Qualifications & fellowships

  • 1981  BSc Hons (1st Class) Social Science, University of Bristol
  • 1982  Certificate in Education (FE) [Distinction], Garnett College, London
  • 1996 PhD – ‘Mature Studentship in Higher Education’, University of the West of England, Bristol (Ext. Examiner Prof R Burgess)
  • 2001 onwards - Fellow of Higher Education Academy (FHEA) (and prior equivalents)
  • 2010 onwards - Fellow of the Royal Society of Arts, Manufactures and Commerce (FRSA)
  • 2015 Fellow of the Academy of Social Sciences (FAcSS)

Career overview

  • 1975-1978 Executive Officer, Greater London Council
  • 1982-1987 Lecturer in Sociology and Psychology, City of Bath College of Further Education
  • 1987-89 Lecturer 2/Senior Lecturer in Staff Development, GLOSCAT
  • 1989-91 Senior Lecturer in Education Policy Studies (temp.) Bristol Polytechnic
  • 1991-97 Senior Lecturer in Continuing Education, UWE, Bristol
  • 1997-2000 Principal Lecturer, UWE, Bristol
  • 2000-04 Reader, Faculty of Education, UWE, Bristol
  • 2004-11 Professor, Faculty of Education, UWE, Bristol
  • 2011-19 Professor, School of Social Sciences, Cardiff University and Director, ESRC Wales Doctoral Training Centre/Partnership
  • 2019- Professor of Sociology of Education, School of Social Sciences, Cardiff University

Honours and awards

  • 2022: Awarded the Hugh Owen Medal for outstanding educational research by the Learned Society of Wales.
  • 2012: Winner of book prize from The Society for Educational Studies for White Middle Class Identities and Urban Schooling (Palgrave Macmillan, 2011 & 2013) (with Reay and Crozier)
  • 2012: Winner (with Colley and others) of the best Annual Conference symposium at the Annual Conference of the British Educational Research Association, on Radical Theory for Radical Times.  Award included acceptance of symposium at the 2013 American Educational Research Association conference in San Francisco and funding to participate.
  • 2006: Winner (with Grenfell and others) of the best Annual Conference symposium at the Annual Conference of the British Educational Research Association, on Exploring the use and usefulness of Bourdieu’s theory of practice for educational research.
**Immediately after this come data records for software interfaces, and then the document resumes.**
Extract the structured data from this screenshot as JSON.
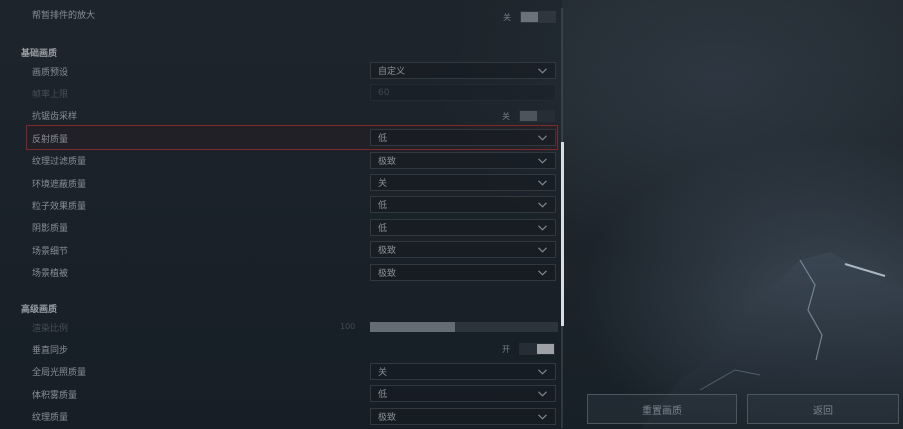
{
  "top_row": {
    "label": "帮暂排件的放大",
    "toggle_text": "关"
  },
  "basic_section": {
    "title": "基础画质",
    "rows": [
      {
        "label": "画质预设",
        "value": "自定义",
        "type": "dropdown",
        "disabled": false
      },
      {
        "label": "帧率上限",
        "value": "60",
        "type": "dropdown",
        "disabled": true
      },
      {
        "label": "抗锯齿采样",
        "value": "关",
        "type": "toggle",
        "disabled": false
      },
      {
        "label": "反射质量",
        "value": "低",
        "type": "dropdown",
        "disabled": false,
        "highlighted": true
      },
      {
        "label": "纹理过滤质量",
        "value": "极致",
        "type": "dropdown",
        "disabled": false
      },
      {
        "label": "环境遮蔽质量",
        "value": "关",
        "type": "dropdown",
        "disabled": false
      },
      {
        "label": "粒子效果质量",
        "value": "低",
        "type": "dropdown",
        "disabled": false
      },
      {
        "label": "阴影质量",
        "value": "低",
        "type": "dropdown",
        "disabled": false
      },
      {
        "label": "场景细节",
        "value": "极致",
        "type": "dropdown",
        "disabled": false
      },
      {
        "label": "场景植被",
        "value": "极致",
        "type": "dropdown",
        "disabled": false
      }
    ]
  },
  "advanced_section": {
    "title": "高级画质",
    "rows": [
      {
        "label": "渲染比例",
        "value": "100",
        "type": "slider",
        "disabled": true,
        "fill_fraction": 0.45
      },
      {
        "label": "垂直同步",
        "value": "开",
        "type": "toggle",
        "disabled": false
      },
      {
        "label": "全局光照质量",
        "value": "关",
        "type": "dropdown",
        "disabled": false
      },
      {
        "label": "体积雾质量",
        "value": "低",
        "type": "dropdown",
        "disabled": false
      },
      {
        "label": "纹理质量",
        "value": "极致",
        "type": "dropdown",
        "disabled": false
      }
    ]
  },
  "buttons": {
    "reset": "重置画质",
    "back": "返回"
  },
  "colors": {
    "highlight_border": "#b3302b",
    "toggle_on_knob": "#e6e9ec"
  }
}
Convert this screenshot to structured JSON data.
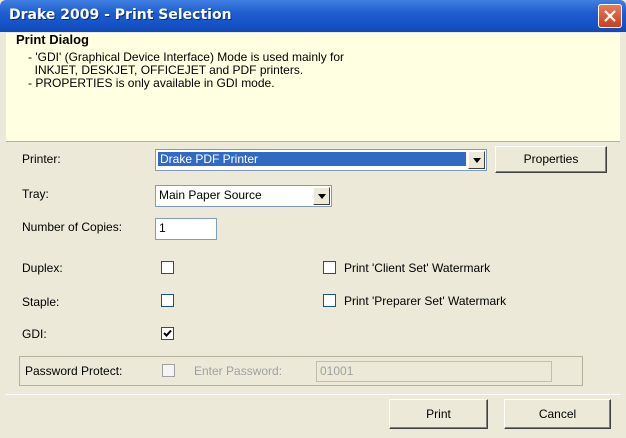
{
  "window": {
    "title": "Drake 2009 - Print Selection"
  },
  "header": {
    "title": "Print Dialog",
    "lines": [
      "- 'GDI' (Graphical Device Interface) Mode is used mainly for",
      "  INKJET, DESKJET, OFFICEJET and PDF printers.",
      "- PROPERTIES is only available in GDI mode."
    ]
  },
  "printer": {
    "label": "Printer:",
    "value": "Drake PDF Printer",
    "properties_label": "Properties"
  },
  "tray": {
    "label": "Tray:",
    "value": "Main Paper Source"
  },
  "copies": {
    "label": "Number of Copies:",
    "value": "1"
  },
  "duplex": {
    "label": "Duplex:",
    "checked": false
  },
  "staple": {
    "label": "Staple:",
    "checked": false
  },
  "gdi": {
    "label": "GDI:",
    "checked": true
  },
  "watermarks": {
    "client_label": "Print 'Client Set' Watermark",
    "client_checked": false,
    "preparer_label": "Print 'Preparer Set' Watermark",
    "preparer_checked": false
  },
  "password": {
    "protect_label": "Password Protect:",
    "enter_label": "Enter Password:",
    "value": "01001"
  },
  "buttons": {
    "print": "Print",
    "cancel": "Cancel"
  }
}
Award included acceptance of symposium for the 2007 American Educational Research Association conference in Chicago and funding to participate.

Professional memberships

  • Fellow of Academy of Social Sciences (FAcSS)
  • Fellow of Royal Society of Arts, Manufactures and Commerce (FRSA)
  • Fellow of Higher Education Academy (FHEA)
  • Member of British Sociological Association (BSA)
  • Member of American Educational Research Association (AERA)
  • Member of British Educational Research Association (BERA)


Doctoral Supervision

I currently supervise six Doctoral students. I have supervised 24 Doctoral students to successful completion.

I am interested in supervising Doctorates that link to my research interests across the sociology of education. Indicative topics include:

  • Further Education
  • The nature of professional knowledge in educational settings
  • Assessment regimes and practices
  • Learning cultures
  • Social class and educational trajectories
  • Vocational and work-related learning
  • The education/work relationship
  • Marketisation and 'choice' in education
  • Student experience
  • Policy and practice.

Social class, gender, racialisation and ethnicity are important lenses. I am also interested in Bourdieu and developments/critiques of Bourdieu around educational questions.